Throughout the Bible, God makes it clear that the Israelites were not to marry outside the Israelite community. The main reason for this is that people from other nations do not follow God but instead follow other gods. If the Israelites marry outside their own people, then those false gods are introduced into their lives, and they tend to go astray. This happened repeatedly in the Bible. By finding a wife for Isaac from within their own family, Abraham could be more assured that the woman would follow the one true God and would not lead Isaac astray to follow other gods. This was important for maintaining the integrity of the Israelite faith, especially during these early years when Abraham’s line and the Israelites were being established as a nation.
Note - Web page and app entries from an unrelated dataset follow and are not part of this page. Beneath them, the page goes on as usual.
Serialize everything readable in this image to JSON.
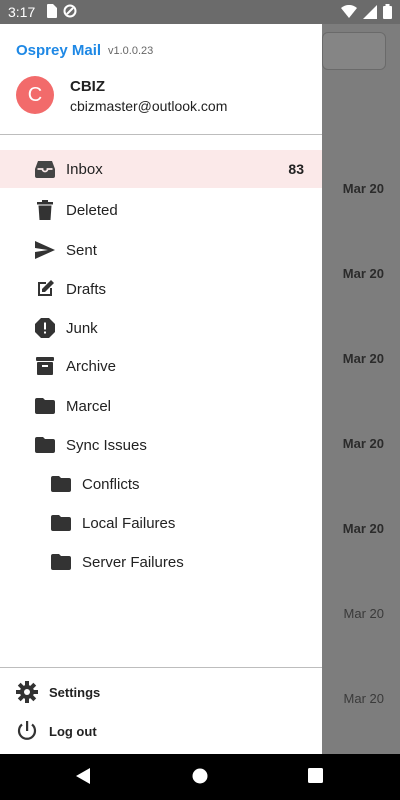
{
  "status_bar": {
    "time": "3:17"
  },
  "app": {
    "name": "Osprey Mail",
    "version": "v1.0.0.23"
  },
  "account": {
    "initial": "C",
    "name": "CBIZ",
    "email": "cbizmaster@outlook.com"
  },
  "folders": [
    {
      "label": "Inbox",
      "count": "83",
      "icon": "inbox-icon"
    },
    {
      "label": "Deleted",
      "icon": "trash-icon"
    },
    {
      "label": "Sent",
      "icon": "send-icon"
    },
    {
      "label": "Drafts",
      "icon": "edit-icon"
    },
    {
      "label": "Junk",
      "icon": "spam-icon"
    },
    {
      "label": "Archive",
      "icon": "archive-icon"
    },
    {
      "label": "Marcel",
      "icon": "folder-icon"
    },
    {
      "label": "Sync Issues",
      "icon": "folder-icon"
    },
    {
      "label": "Conflicts",
      "icon": "folder-icon"
    },
    {
      "label": "Local Failures",
      "icon": "folder-icon"
    },
    {
      "label": "Server Failures",
      "icon": "folder-icon"
    }
  ],
  "bottom_menu": {
    "settings": "Settings",
    "logout": "Log out"
  },
  "background_list": {
    "dates": [
      "Mar 20",
      "Mar 20",
      "Mar 20",
      "Mar 20",
      "Mar 20",
      "Mar 20",
      "Mar 20"
    ]
  },
  "colors": {
    "accent": "#1e88e5",
    "avatar": "#f26b6b",
    "selected_bg": "#fbe9e9"
  }
}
Individual: Answer the following questions thoughtfully for yourself.
Group: Pose these questions for discussion.
All: If you are willing to share, I’d love to hear your thoughts to these questions. Feel free to use the comment section to start a discussion about this passage.
What else strikes you about this passage?
How does the passage affect how you view God? How you view yourself?
How does this passage affect how you will live your life?
For additional study related to this topic, read Genesis 24 in full.
For Bible Essential studies, you can use my thoughts as your devotional, or you can download and use the journaling sheet to work through the passage on your own. If desired, you can then compare your thoughts to mine. Journal sheets can be downloaded and used now or later. They can be printed and filled in by hand or saved and filled out electronically. Journal sheets are available for individual or group use.
If you plan to lead a group study, a PowerPoint presentation is also available.
You can access these resources by clicking here: Genesis 24 Resources
Or you can download the journal sheets here*:
*Substack doesn’t support PowerPoint file downloads yet, so if you want to access the PowerPoint file for group study, you will need to download it from the resource page linked above.